WHAT THE EXERCISE ASKS =
Nothing but the text of the records should come back; copy it exactly and leave the pictures out.

Data about app and page elements =
--- START ---

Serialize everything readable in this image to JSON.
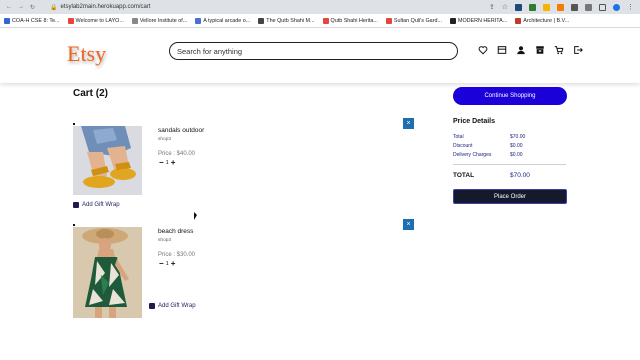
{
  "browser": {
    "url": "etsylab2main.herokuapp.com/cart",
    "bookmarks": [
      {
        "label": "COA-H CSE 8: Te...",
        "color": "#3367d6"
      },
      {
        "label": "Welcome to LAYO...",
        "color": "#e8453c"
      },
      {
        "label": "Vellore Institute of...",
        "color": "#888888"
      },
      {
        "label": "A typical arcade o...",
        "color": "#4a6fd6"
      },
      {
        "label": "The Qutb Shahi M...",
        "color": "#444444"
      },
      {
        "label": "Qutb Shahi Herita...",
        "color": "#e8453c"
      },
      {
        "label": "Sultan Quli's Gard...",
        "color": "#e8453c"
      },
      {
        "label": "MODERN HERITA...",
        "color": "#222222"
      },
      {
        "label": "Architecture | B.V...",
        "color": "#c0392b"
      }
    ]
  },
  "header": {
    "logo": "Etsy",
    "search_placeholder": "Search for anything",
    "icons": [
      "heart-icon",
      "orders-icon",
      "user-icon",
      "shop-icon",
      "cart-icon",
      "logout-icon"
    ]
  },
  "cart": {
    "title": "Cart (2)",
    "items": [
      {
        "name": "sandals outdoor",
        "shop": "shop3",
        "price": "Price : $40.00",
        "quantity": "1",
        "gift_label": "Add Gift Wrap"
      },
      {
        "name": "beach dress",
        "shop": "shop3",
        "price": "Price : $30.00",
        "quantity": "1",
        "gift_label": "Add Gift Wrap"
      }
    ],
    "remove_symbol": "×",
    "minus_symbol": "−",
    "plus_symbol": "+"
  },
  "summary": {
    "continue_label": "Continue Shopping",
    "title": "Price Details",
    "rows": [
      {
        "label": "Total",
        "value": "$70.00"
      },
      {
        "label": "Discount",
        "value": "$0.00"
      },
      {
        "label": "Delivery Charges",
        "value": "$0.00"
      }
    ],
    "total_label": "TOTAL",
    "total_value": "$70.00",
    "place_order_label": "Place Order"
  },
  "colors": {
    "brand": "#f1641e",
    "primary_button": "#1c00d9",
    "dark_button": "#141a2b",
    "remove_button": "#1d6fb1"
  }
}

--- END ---

ANSWER FOR THIS EXERCISE =
Serialize everything readable in this image to JSON.
{
  "browser": {
    "url": "etsylab2main.herokuapp.com/cart",
    "bookmarks": [
      {
        "label": "COA-H CSE 8: Te...",
        "color": "#3367d6"
      },
      {
        "label": "Welcome to LAYO...",
        "color": "#e8453c"
      },
      {
        "label": "Vellore Institute of...",
        "color": "#888888"
      },
      {
        "label": "A typical arcade o...",
        "color": "#4a6fd6"
      },
      {
        "label": "The Qutb Shahi M...",
        "color": "#444444"
      },
      {
        "label": "Qutb Shahi Herita...",
        "color": "#e8453c"
      },
      {
        "label": "Sultan Quli's Gard...",
        "color": "#e8453c"
      },
      {
        "label": "MODERN HERITA...",
        "color": "#222222"
      },
      {
        "label": "Architecture | B.V...",
        "color": "#c0392b"
      }
    ]
  },
  "header": {
    "logo": "Etsy",
    "search_placeholder": "Search for anything",
    "icons": [
      "heart-icon",
      "orders-icon",
      "user-icon",
      "shop-icon",
      "cart-icon",
      "logout-icon"
    ]
  },
  "cart": {
    "title": "Cart (2)",
    "items": [
      {
        "name": "sandals outdoor",
        "shop": "shop3",
        "price": "Price : $40.00",
        "quantity": "1",
        "gift_label": "Add Gift Wrap"
      },
      {
        "name": "beach dress",
        "shop": "shop3",
        "price": "Price : $30.00",
        "quantity": "1",
        "gift_label": "Add Gift Wrap"
      }
    ],
    "remove_symbol": "×",
    "minus_symbol": "−",
    "plus_symbol": "+"
  },
  "summary": {
    "continue_label": "Continue Shopping",
    "title": "Price Details",
    "rows": [
      {
        "label": "Total",
        "value": "$70.00"
      },
      {
        "label": "Discount",
        "value": "$0.00"
      },
      {
        "label": "Delivery Charges",
        "value": "$0.00"
      }
    ],
    "total_label": "TOTAL",
    "total_value": "$70.00",
    "place_order_label": "Place Order"
  },
  "colors": {
    "brand": "#f1641e",
    "primary_button": "#1c00d9",
    "dark_button": "#141a2b",
    "remove_button": "#1d6fb1"
  }
}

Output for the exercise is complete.